      In terms of a must for next year, a new manager is pretty far down the list, isn’t it? Let’s be honest: Joe Maddon couldn’t have won with this team. They simply don’t have the horses. Do I think Bryan Price is a good manager? Not really, no. But like every team, it’s about the players and not really about the manager. The manager makes a difference on the margins. The players make the difference overall and the Reds simply don’t have enough players that are good. The top of the roster is fine. The bottom 15 players on the roster, or in September, the bottom 25, simply stinks.

      The Reds need better players far more than they need a new manager or coaches. Keeping Price around might actually allow them to add a good player or two, depending on how much money Bryan Price actually makes (the details aren’t exactly available – but let’s assume it’s in the $1.5-3M range – that can get you two bench/bullpen guys and if you pick the right ones, you can get actual production from them).

      • jessecuster44

        “If you pick the right ones…” Walt has not had a good track record for bargain bench pieces.

  5. lwblogger2

    It’s a tough call on Ervin. He has a lot of potential but it’s hard to tell where his skillset falls without seeing him in person. I’ve seen some video but haven’t seen him play. I really appreciate Doug’s insight in these sort of things and also Dan’s MiLB analysis. I don’t watch a lot of MiLB and reports like these on Reds’ prospects have a lot of value to me.

    It will be interesting to see how Ervin does against some good players in the Arizona Fall League.

    • CP

      Ervin is difficult for the reasons Doug posted (injury + league), but he reminds me of a good 4th OF-type.

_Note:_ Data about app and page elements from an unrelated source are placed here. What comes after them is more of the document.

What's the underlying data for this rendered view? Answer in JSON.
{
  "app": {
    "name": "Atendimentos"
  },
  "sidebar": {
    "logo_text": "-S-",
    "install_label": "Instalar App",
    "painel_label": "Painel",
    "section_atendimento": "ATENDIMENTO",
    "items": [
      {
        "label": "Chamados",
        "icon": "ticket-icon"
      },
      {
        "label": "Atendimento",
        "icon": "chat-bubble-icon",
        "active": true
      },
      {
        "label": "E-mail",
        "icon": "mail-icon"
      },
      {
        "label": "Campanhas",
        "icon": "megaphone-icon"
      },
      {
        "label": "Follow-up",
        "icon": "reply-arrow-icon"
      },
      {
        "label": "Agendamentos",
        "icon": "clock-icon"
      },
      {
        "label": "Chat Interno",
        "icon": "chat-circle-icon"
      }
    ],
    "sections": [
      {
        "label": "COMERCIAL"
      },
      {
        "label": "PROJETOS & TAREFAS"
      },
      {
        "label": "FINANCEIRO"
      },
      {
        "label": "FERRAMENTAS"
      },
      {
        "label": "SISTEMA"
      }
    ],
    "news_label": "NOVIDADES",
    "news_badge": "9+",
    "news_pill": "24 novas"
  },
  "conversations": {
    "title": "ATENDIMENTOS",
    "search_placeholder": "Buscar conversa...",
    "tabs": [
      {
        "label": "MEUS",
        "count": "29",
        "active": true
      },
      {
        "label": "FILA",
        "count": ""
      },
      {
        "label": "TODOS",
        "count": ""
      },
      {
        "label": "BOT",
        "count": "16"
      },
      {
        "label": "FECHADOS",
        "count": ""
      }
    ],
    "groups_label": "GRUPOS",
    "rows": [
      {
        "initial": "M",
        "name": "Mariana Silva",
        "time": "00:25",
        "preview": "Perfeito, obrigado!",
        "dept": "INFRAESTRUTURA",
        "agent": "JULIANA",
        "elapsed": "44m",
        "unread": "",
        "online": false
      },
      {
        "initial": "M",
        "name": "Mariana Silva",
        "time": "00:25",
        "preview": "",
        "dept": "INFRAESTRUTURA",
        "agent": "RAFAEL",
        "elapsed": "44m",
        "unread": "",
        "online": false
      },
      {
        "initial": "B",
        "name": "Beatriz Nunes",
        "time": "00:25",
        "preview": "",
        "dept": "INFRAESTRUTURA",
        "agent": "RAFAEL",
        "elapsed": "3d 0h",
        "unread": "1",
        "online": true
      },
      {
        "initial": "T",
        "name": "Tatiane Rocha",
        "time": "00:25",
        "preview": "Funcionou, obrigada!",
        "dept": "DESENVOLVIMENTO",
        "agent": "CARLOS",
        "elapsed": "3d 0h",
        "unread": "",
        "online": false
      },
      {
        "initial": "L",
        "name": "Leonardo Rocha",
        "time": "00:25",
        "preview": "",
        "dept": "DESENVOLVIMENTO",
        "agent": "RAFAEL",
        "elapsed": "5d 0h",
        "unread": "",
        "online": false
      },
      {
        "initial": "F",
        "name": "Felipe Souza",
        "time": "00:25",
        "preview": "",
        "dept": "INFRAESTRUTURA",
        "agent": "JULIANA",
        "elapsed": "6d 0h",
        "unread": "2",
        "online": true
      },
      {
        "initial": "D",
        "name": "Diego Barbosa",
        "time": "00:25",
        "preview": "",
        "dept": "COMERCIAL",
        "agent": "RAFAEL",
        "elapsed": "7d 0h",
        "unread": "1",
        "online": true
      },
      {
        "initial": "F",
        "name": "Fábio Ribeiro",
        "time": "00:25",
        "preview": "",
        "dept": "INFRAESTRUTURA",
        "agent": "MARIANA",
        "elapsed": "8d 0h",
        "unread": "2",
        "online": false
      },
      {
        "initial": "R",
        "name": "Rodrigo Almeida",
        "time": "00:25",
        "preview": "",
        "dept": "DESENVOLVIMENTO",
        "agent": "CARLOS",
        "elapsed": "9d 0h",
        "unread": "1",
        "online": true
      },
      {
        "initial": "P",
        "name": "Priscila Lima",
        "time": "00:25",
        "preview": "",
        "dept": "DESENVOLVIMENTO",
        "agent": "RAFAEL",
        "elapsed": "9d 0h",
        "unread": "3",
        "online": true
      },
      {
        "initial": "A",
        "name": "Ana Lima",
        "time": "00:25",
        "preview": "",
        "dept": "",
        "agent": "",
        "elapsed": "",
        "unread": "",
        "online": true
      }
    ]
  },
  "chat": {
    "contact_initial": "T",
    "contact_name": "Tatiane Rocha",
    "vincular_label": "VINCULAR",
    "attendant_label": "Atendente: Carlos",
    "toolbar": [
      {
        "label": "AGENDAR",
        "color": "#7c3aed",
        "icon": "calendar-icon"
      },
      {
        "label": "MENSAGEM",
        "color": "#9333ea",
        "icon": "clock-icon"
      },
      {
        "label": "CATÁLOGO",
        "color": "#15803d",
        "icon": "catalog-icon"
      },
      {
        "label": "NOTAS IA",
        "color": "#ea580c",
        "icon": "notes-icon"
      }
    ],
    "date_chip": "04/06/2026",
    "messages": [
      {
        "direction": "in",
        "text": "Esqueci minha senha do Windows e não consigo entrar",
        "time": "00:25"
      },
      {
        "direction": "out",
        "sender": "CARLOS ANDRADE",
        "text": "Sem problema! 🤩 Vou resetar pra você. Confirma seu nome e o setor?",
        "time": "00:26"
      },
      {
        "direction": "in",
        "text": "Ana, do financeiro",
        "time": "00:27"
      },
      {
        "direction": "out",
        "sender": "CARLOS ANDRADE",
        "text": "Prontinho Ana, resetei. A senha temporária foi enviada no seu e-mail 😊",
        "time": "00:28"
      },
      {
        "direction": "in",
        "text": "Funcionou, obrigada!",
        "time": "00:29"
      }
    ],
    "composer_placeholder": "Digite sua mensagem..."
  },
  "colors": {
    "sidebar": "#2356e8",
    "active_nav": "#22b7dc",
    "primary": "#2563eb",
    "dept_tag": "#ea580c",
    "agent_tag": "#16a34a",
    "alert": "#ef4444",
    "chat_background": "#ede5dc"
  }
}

It would be disappointing but I guess not the end of the world. The Reds have really needed a strong 4th OF type.

      • ed koverman

        I think they need 3 starting OFs